What this means is, we have created societies in which even dummies can cope … but … have we intentionally made societies for dummies? Is there a structural aim to this simplicity? If the basic elements of survival are quite simply ‘get a salary and close proximity to a supermarket and you’ll be fine’, how can real progress on a human, sapiens level, come about? What is there to inspire the masses for more when they are perfectly comfortable with much less?
The essence of the practical reality boils down to this, and practical reality is economic reality. The progressive motor of the homo economicus is his or her ambition, but the most practical side of the practical world is that ambition and dreams are not necessary – in fact, they are not even practical. The American Dream might hover around, but in general it gets lost in the linings of the corridors of Walmart.
A society that can be imagined without any need for language is a sapiens-impoverished one.
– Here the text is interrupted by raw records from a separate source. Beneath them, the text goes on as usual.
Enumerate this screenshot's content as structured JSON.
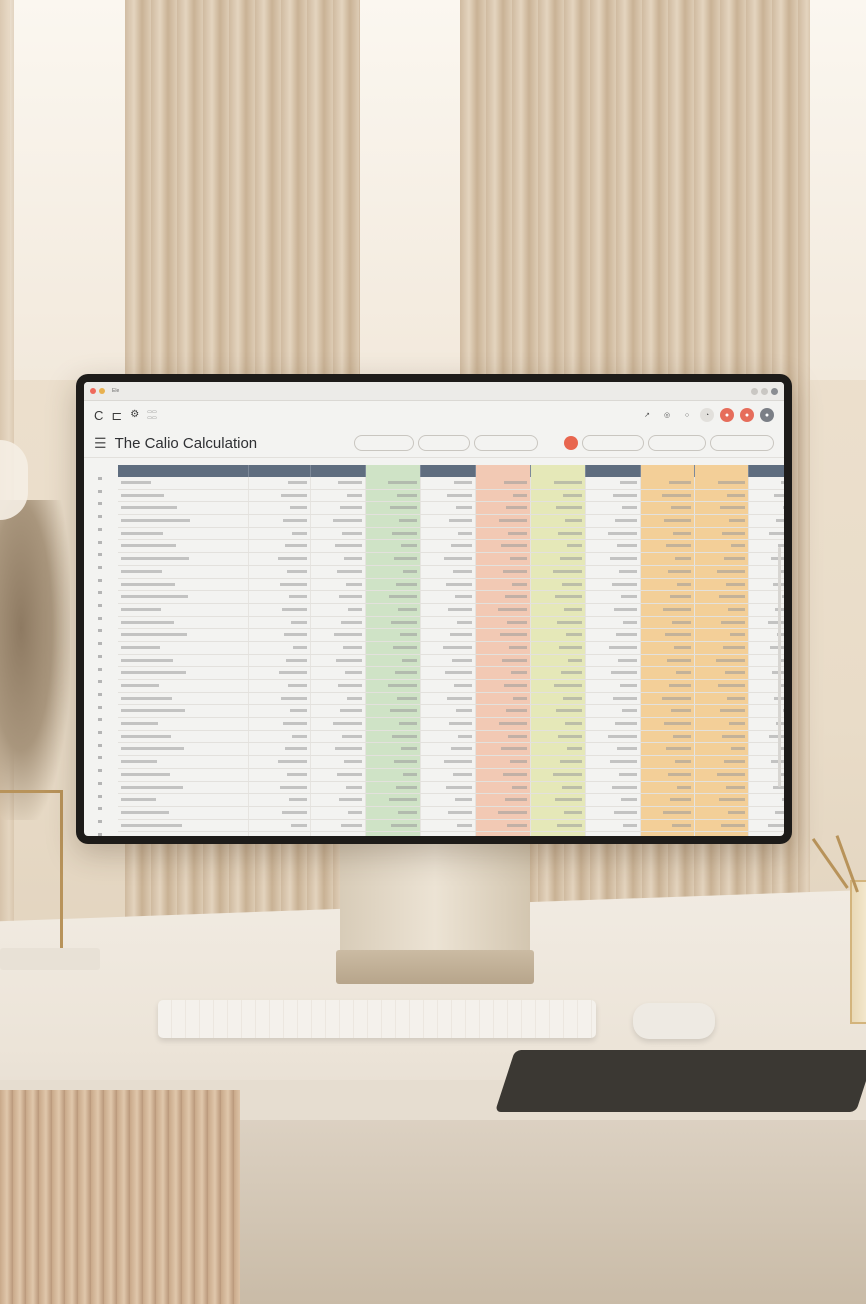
{
  "app": {
    "window_title": "Ele",
    "title": "The Calio Calculation"
  },
  "titlebar": {
    "text": "Ele"
  },
  "toolbar": {
    "back_label": "C",
    "forward_label": "⊏"
  },
  "header": {
    "menu_icon": "hamburger-menu-icon",
    "title": "The Calio Calculation"
  },
  "colors": {
    "header_row": "#5f6d7f",
    "col_green": "#cfe3c6",
    "col_salmon": "#f2c9b4",
    "col_yellow": "#e5e8b8",
    "col_orange": "#f3cf98",
    "accent_red": "#e66d5b"
  },
  "sheet": {
    "column_tints": [
      "",
      "",
      "",
      "green",
      "",
      "salmon",
      "yellow",
      "",
      "orange",
      "orange",
      ""
    ],
    "row_count": 29
  }
}
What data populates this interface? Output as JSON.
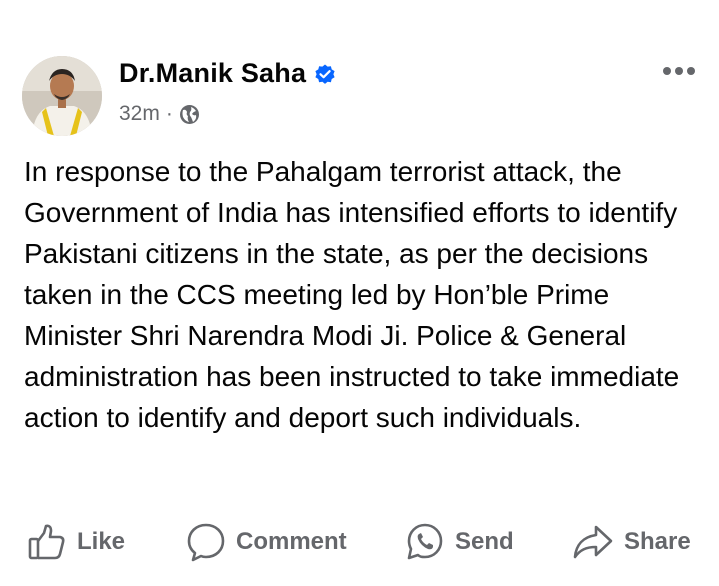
{
  "post": {
    "author": "Dr.Manik Saha",
    "time": "32m",
    "separator": "·",
    "text": "In response to the Pahalgam terrorist attack, the Government of India has intensified efforts to identify Pakistani citizens in the state, as per the decisions taken in the CCS meeting led by Hon’ble Prime Minister Shri Narendra Modi Ji. Police & General administration has been instructed to take immediate action to identify and deport such individuals."
  },
  "actions": {
    "like": "Like",
    "comment": "Comment",
    "send": "Send",
    "share": "Share"
  },
  "icons": {
    "verified": "verified-badge-icon",
    "audience": "globe-icon",
    "more": "more-options-icon"
  },
  "colors": {
    "verified_blue": "#0866ff",
    "secondary_text": "#65676b",
    "primary_text": "#050505"
  }
}
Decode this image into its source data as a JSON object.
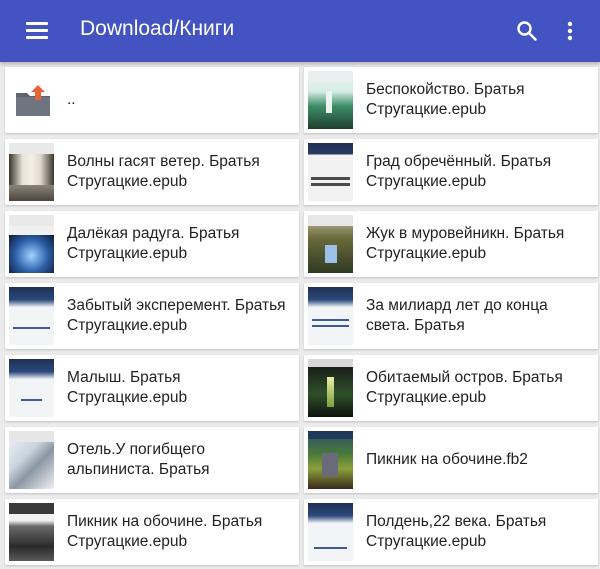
{
  "appbar": {
    "title": "Download/Книги",
    "menu_icon": "menu-icon",
    "search_icon": "search-icon",
    "more_icon": "more-vert-icon",
    "color": "#4354c2"
  },
  "files": [
    {
      "name": "..",
      "icon": "folder-up-icon"
    },
    {
      "name": "Беспокойство. Братья Стругацкие.epub",
      "icon": "book-cover-icon"
    },
    {
      "name": "Волны гасят ветер. Братья Стругацкие.epub",
      "icon": "book-cover-icon"
    },
    {
      "name": "Град обречённый. Братья Стругацкие.epub",
      "icon": "book-cover-icon"
    },
    {
      "name": "Далёкая радуга. Братья Стругацкие.epub",
      "icon": "book-cover-icon"
    },
    {
      "name": "Жук в муровейникн. Братья Стругацкие.epub",
      "icon": "book-cover-icon"
    },
    {
      "name": "Забытый эксперемент. Братья Стругацкие.epub",
      "icon": "book-cover-icon"
    },
    {
      "name": "За милиард лет до конца света.  Братья",
      "icon": "book-cover-icon"
    },
    {
      "name": "Малыш.  Братья Стругацкие.epub",
      "icon": "book-cover-icon"
    },
    {
      "name": "Обитаемый остров.  Братья Стругацкие.epub",
      "icon": "book-cover-icon"
    },
    {
      "name": "Отель.У погибщего альпиниста. Братья",
      "icon": "book-cover-icon"
    },
    {
      "name": "Пикник на обочине.fb2",
      "icon": "book-cover-icon"
    },
    {
      "name": "Пикник на обочине. Братья Стругацкие.epub",
      "icon": "book-cover-icon"
    },
    {
      "name": "Полдень,22 века.  Братья Стругацкие.epub",
      "icon": "book-cover-icon"
    }
  ]
}
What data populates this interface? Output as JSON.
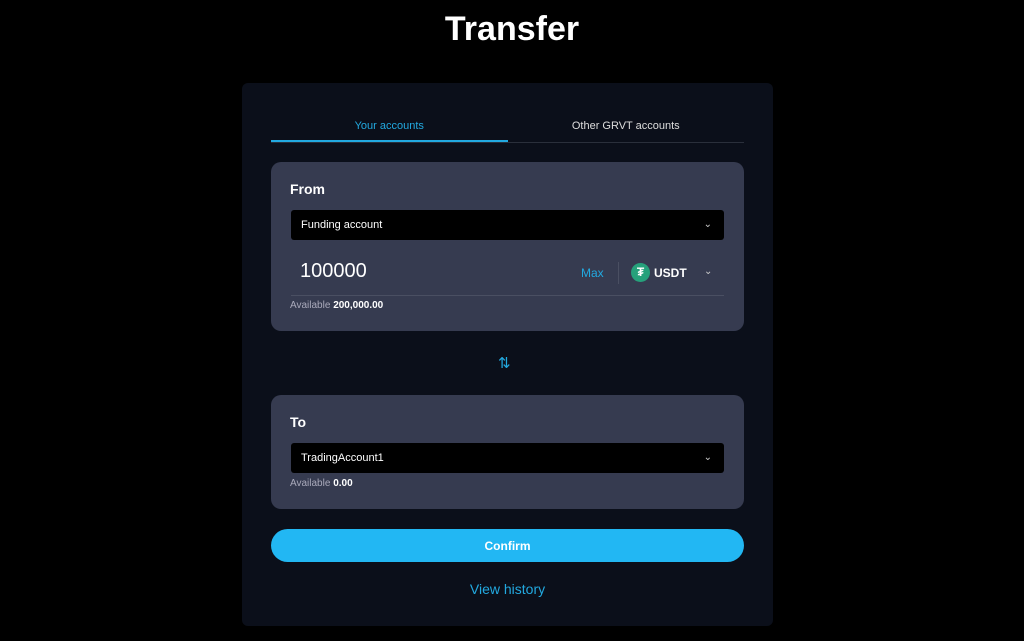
{
  "title": "Transfer",
  "tabs": [
    {
      "label": "Your accounts",
      "active": true
    },
    {
      "label": "Other GRVT accounts",
      "active": false
    }
  ],
  "from": {
    "label": "From",
    "account": "Funding account",
    "amount": "100000",
    "max_label": "Max",
    "currency": "USDT",
    "currency_icon": "tether-icon",
    "available_label": "Available",
    "available_value": "200,000.00"
  },
  "to": {
    "label": "To",
    "account": "TradingAccount1",
    "available_label": "Available",
    "available_value": "0.00"
  },
  "confirm_label": "Confirm",
  "history_label": "View history",
  "colors": {
    "accent": "#22a9e0",
    "button": "#22b7f3",
    "panel": "#363b50",
    "card": "#0b0f1a"
  }
}
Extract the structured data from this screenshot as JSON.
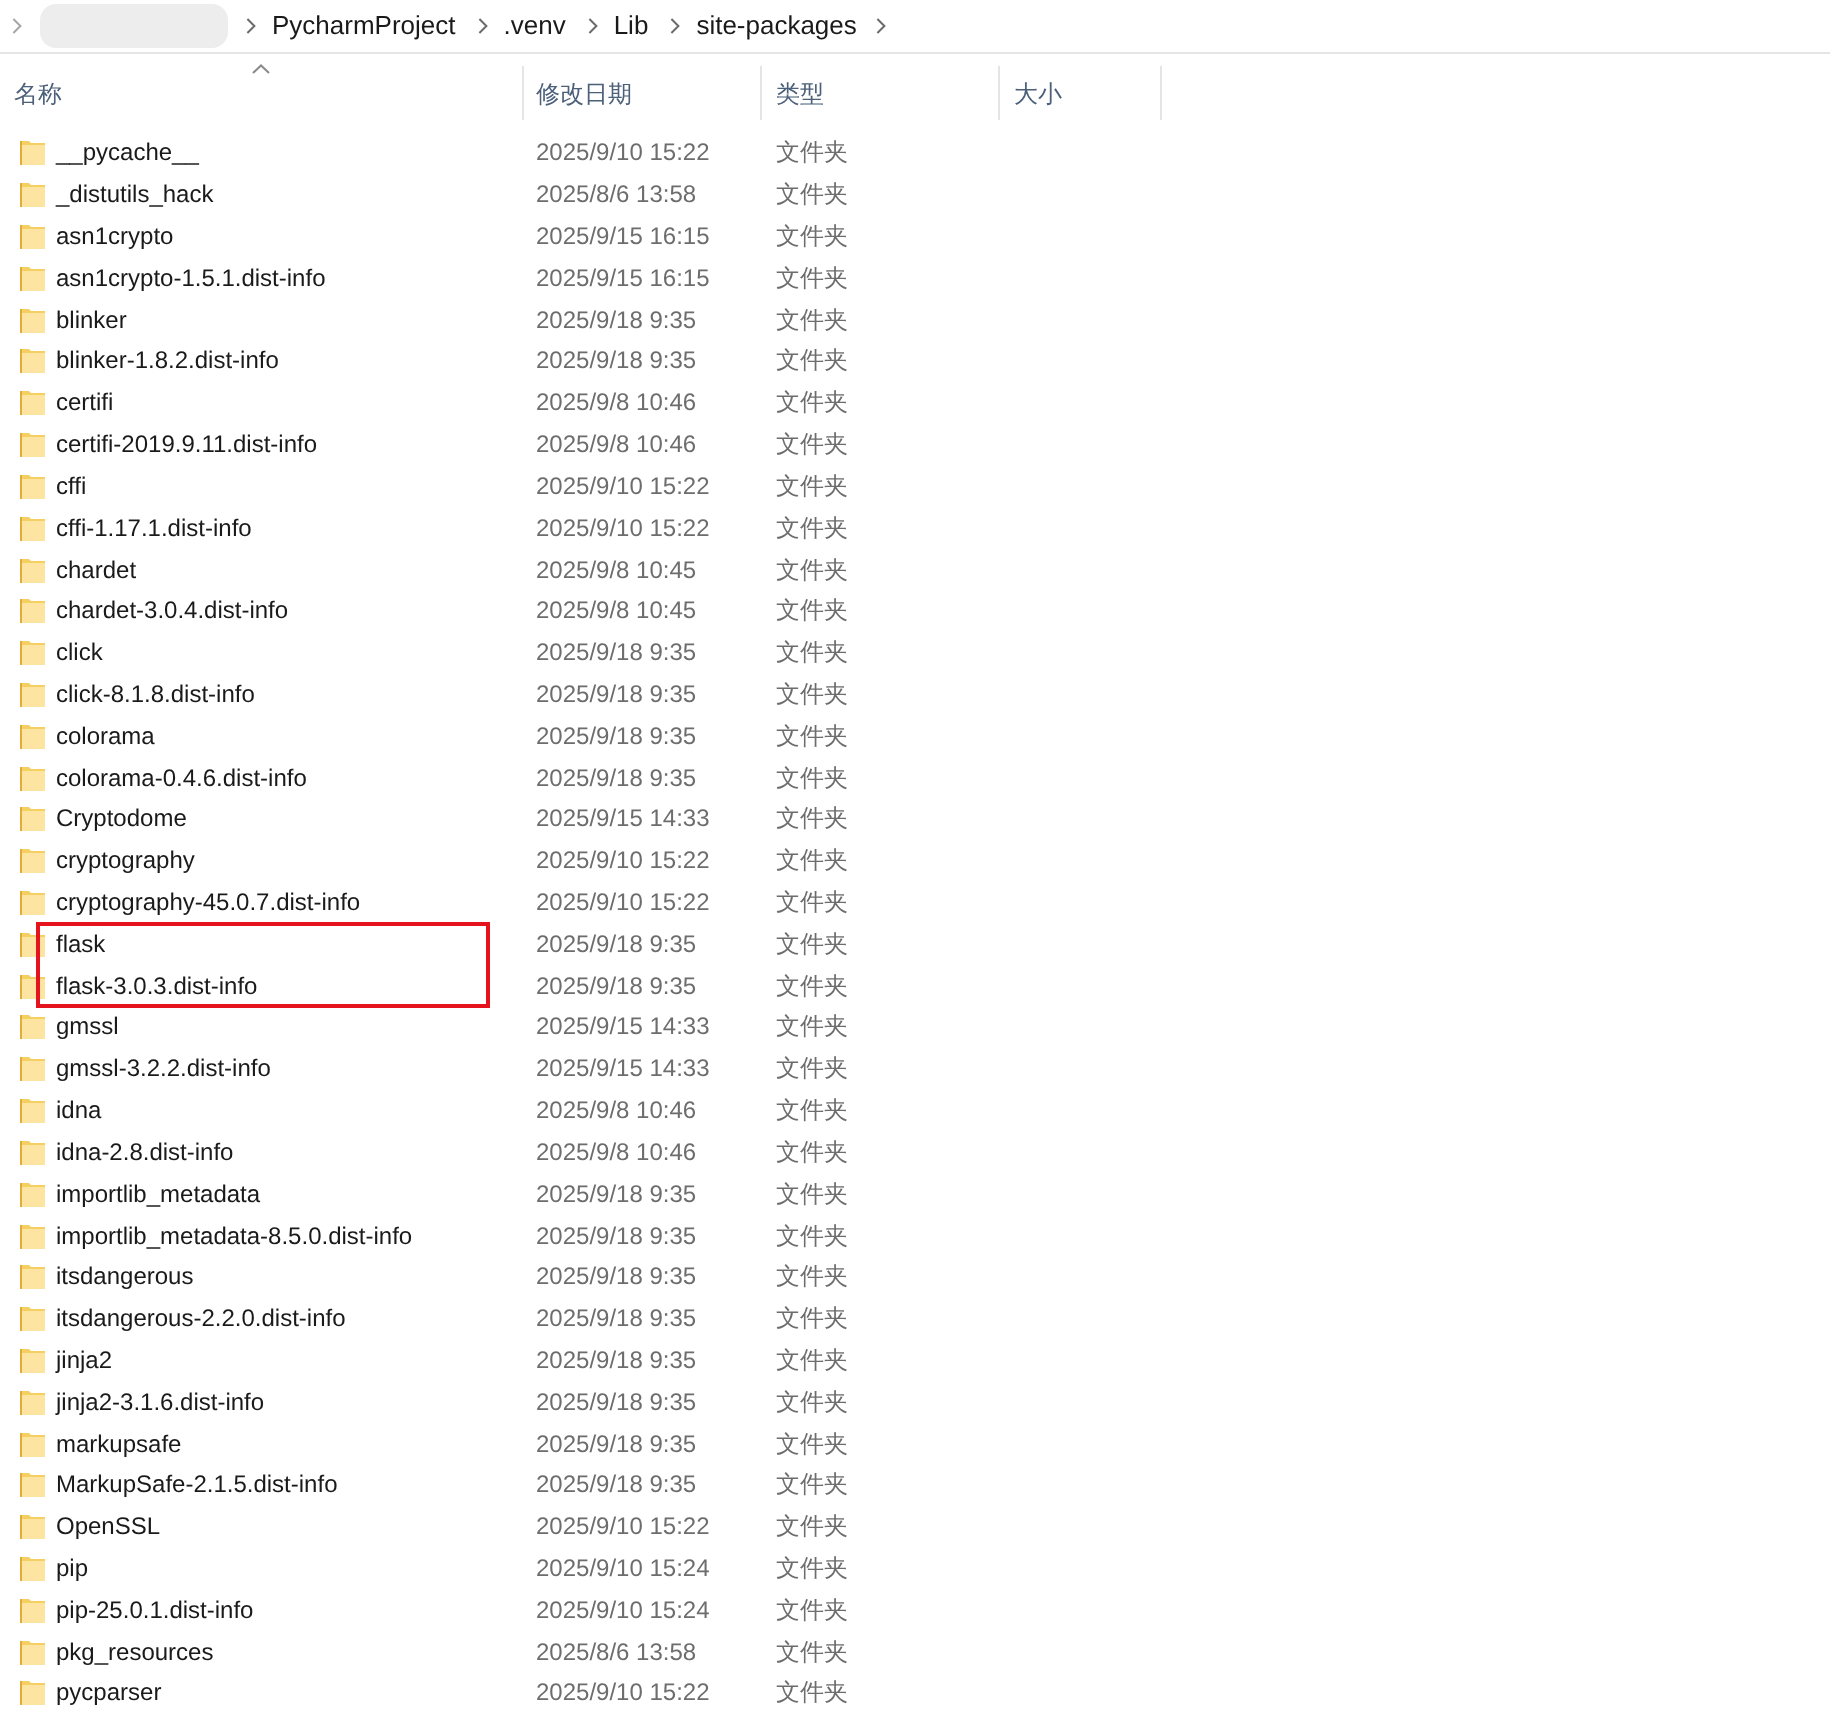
{
  "breadcrumb": {
    "path": [
      "PycharmProject",
      ".venv",
      "Lib",
      "site-packages"
    ]
  },
  "columns": [
    {
      "label": "名称",
      "sorted": true
    },
    {
      "label": "修改日期",
      "sorted": false
    },
    {
      "label": "类型",
      "sorted": false
    },
    {
      "label": "大小",
      "sorted": false
    }
  ],
  "rows": [
    {
      "name": "__pycache__",
      "modified": "2025/9/10 15:22",
      "type": "文件夹",
      "marked": false
    },
    {
      "name": "_distutils_hack",
      "modified": "2025/8/6 13:58",
      "type": "文件夹",
      "marked": false
    },
    {
      "name": "asn1crypto",
      "modified": "2025/9/15 16:15",
      "type": "文件夹",
      "marked": false
    },
    {
      "name": "asn1crypto-1.5.1.dist-info",
      "modified": "2025/9/15 16:15",
      "type": "文件夹",
      "marked": false
    },
    {
      "name": "blinker",
      "modified": "2025/9/18 9:35",
      "type": "文件夹",
      "marked": false
    },
    {
      "name": "blinker-1.8.2.dist-info",
      "modified": "2025/9/18 9:35",
      "type": "文件夹",
      "marked": false
    },
    {
      "name": "certifi",
      "modified": "2025/9/8 10:46",
      "type": "文件夹",
      "marked": false
    },
    {
      "name": "certifi-2019.9.11.dist-info",
      "modified": "2025/9/8 10:46",
      "type": "文件夹",
      "marked": false
    },
    {
      "name": "cffi",
      "modified": "2025/9/10 15:22",
      "type": "文件夹",
      "marked": false
    },
    {
      "name": "cffi-1.17.1.dist-info",
      "modified": "2025/9/10 15:22",
      "type": "文件夹",
      "marked": false
    },
    {
      "name": "chardet",
      "modified": "2025/9/8 10:45",
      "type": "文件夹",
      "marked": false
    },
    {
      "name": "chardet-3.0.4.dist-info",
      "modified": "2025/9/8 10:45",
      "type": "文件夹",
      "marked": false
    },
    {
      "name": "click",
      "modified": "2025/9/18 9:35",
      "type": "文件夹",
      "marked": false
    },
    {
      "name": "click-8.1.8.dist-info",
      "modified": "2025/9/18 9:35",
      "type": "文件夹",
      "marked": false
    },
    {
      "name": "colorama",
      "modified": "2025/9/18 9:35",
      "type": "文件夹",
      "marked": false
    },
    {
      "name": "colorama-0.4.6.dist-info",
      "modified": "2025/9/18 9:35",
      "type": "文件夹",
      "marked": false
    },
    {
      "name": "Cryptodome",
      "modified": "2025/9/15 14:33",
      "type": "文件夹",
      "marked": false
    },
    {
      "name": "cryptography",
      "modified": "2025/9/10 15:22",
      "type": "文件夹",
      "marked": false
    },
    {
      "name": "cryptography-45.0.7.dist-info",
      "modified": "2025/9/10 15:22",
      "type": "文件夹",
      "marked": false
    },
    {
      "name": "flask",
      "modified": "2025/9/18 9:35",
      "type": "文件夹",
      "marked": true
    },
    {
      "name": "flask-3.0.3.dist-info",
      "modified": "2025/9/18 9:35",
      "type": "文件夹",
      "marked": true
    },
    {
      "name": "gmssl",
      "modified": "2025/9/15 14:33",
      "type": "文件夹",
      "marked": false
    },
    {
      "name": "gmssl-3.2.2.dist-info",
      "modified": "2025/9/15 14:33",
      "type": "文件夹",
      "marked": false
    },
    {
      "name": "idna",
      "modified": "2025/9/8 10:46",
      "type": "文件夹",
      "marked": false
    },
    {
      "name": "idna-2.8.dist-info",
      "modified": "2025/9/8 10:46",
      "type": "文件夹",
      "marked": false
    },
    {
      "name": "importlib_metadata",
      "modified": "2025/9/18 9:35",
      "type": "文件夹",
      "marked": false
    },
    {
      "name": "importlib_metadata-8.5.0.dist-info",
      "modified": "2025/9/18 9:35",
      "type": "文件夹",
      "marked": false
    },
    {
      "name": "itsdangerous",
      "modified": "2025/9/18 9:35",
      "type": "文件夹",
      "marked": false
    },
    {
      "name": "itsdangerous-2.2.0.dist-info",
      "modified": "2025/9/18 9:35",
      "type": "文件夹",
      "marked": false
    },
    {
      "name": "jinja2",
      "modified": "2025/9/18 9:35",
      "type": "文件夹",
      "marked": false
    },
    {
      "name": "jinja2-3.1.6.dist-info",
      "modified": "2025/9/18 9:35",
      "type": "文件夹",
      "marked": false
    },
    {
      "name": "markupsafe",
      "modified": "2025/9/18 9:35",
      "type": "文件夹",
      "marked": false
    },
    {
      "name": "MarkupSafe-2.1.5.dist-info",
      "modified": "2025/9/18 9:35",
      "type": "文件夹",
      "marked": false
    },
    {
      "name": "OpenSSL",
      "modified": "2025/9/10 15:22",
      "type": "文件夹",
      "marked": false
    },
    {
      "name": "pip",
      "modified": "2025/9/10 15:24",
      "type": "文件夹",
      "marked": false
    },
    {
      "name": "pip-25.0.1.dist-info",
      "modified": "2025/9/10 15:24",
      "type": "文件夹",
      "marked": false
    },
    {
      "name": "pkg_resources",
      "modified": "2025/8/6 13:58",
      "type": "文件夹",
      "marked": false
    },
    {
      "name": "pycparser",
      "modified": "2025/9/10 15:22",
      "type": "文件夹",
      "marked": false
    }
  ]
}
The practical world that economists dream of is language-poor and Sapiens deficient. It is an inhuman or anti-human world.
The opposite of this world would be one in which language becomes a priority. This means that a literate society is a human one. Humanity as a purposive, progressive entity, could be measured according to its literacy. Reductionism is a fascist, anti-humanism with a purpose toward creating a silent, ant-like species (although, even ants communicate more than supermarket shoppers do).
Linguistic interaction is necessary for intentionality and its development is necessary for the intentional progress of society itself and for the creation of a human civilisation pushed forward by democratic, intentional progress. A linguistically poor society, on the other hand, is impoverished in democratic intentionality.
Deep thinking requires linguistic richness. Even the ability to synthesise linguistic expression needs linguistic richness as well. One who lacks linguistic dexterity in the first place cannot simplify what they could never express in the first place.
Language, along with our physical motor skills, is the first thing we learn. For human society to properly function in an intentional, progressive way, we should never stop progressing linguistically, even if this means abandoning the practical side of life.